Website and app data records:
==*==
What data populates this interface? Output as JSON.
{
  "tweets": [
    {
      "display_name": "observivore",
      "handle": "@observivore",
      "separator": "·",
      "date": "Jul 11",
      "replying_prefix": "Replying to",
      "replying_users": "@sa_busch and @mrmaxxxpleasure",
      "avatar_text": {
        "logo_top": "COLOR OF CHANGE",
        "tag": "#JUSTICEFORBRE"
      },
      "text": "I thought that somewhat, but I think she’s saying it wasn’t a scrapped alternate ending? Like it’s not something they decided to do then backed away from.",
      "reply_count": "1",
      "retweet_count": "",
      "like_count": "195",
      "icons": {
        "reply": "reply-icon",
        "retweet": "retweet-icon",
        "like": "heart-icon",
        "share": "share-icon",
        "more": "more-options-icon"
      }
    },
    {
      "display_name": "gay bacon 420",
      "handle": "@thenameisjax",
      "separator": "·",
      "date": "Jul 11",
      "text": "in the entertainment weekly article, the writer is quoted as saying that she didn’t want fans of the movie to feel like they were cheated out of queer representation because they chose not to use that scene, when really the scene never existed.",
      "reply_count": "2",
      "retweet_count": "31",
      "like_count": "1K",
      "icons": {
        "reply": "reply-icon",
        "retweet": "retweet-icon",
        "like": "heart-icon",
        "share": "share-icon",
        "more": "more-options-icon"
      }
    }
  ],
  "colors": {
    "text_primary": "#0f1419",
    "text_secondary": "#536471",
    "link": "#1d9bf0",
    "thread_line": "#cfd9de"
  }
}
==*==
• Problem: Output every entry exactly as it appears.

• Solution to this task:
What data populates this interface? Output as JSON.
{
  "tweets": [
    {
      "display_name": "observivore",
      "handle": "@observivore",
      "separator": "·",
      "date": "Jul 11",
      "replying_prefix": "Replying to",
      "replying_users": "@sa_busch and @mrmaxxxpleasure",
      "avatar_text": {
        "logo_top": "COLOR OF CHANGE",
        "tag": "#JUSTICEFORBRE"
      },
      "text": "I thought that somewhat, but I think she’s saying it wasn’t a scrapped alternate ending? Like it’s not something they decided to do then backed away from.",
      "reply_count": "1",
      "retweet_count": "",
      "like_count": "195",
      "icons": {
        "reply": "reply-icon",
        "retweet": "retweet-icon",
        "like": "heart-icon",
        "share": "share-icon",
        "more": "more-options-icon"
      }
    },
    {
      "display_name": "gay bacon 420",
      "handle": "@thenameisjax",
      "separator": "·",
      "date": "Jul 11",
      "text": "in the entertainment weekly article, the writer is quoted as saying that she didn’t want fans of the movie to feel like they were cheated out of queer representation because they chose not to use that scene, when really the scene never existed.",
      "reply_count": "2",
      "retweet_count": "31",
      "like_count": "1K",
      "icons": {
        "reply": "reply-icon",
        "retweet": "retweet-icon",
        "like": "heart-icon",
        "share": "share-icon",
        "more": "more-options-icon"
      }
    }
  ],
  "colors": {
    "text_primary": "#0f1419",
    "text_secondary": "#536471",
    "link": "#1d9bf0",
    "thread_line": "#cfd9de"
  }
}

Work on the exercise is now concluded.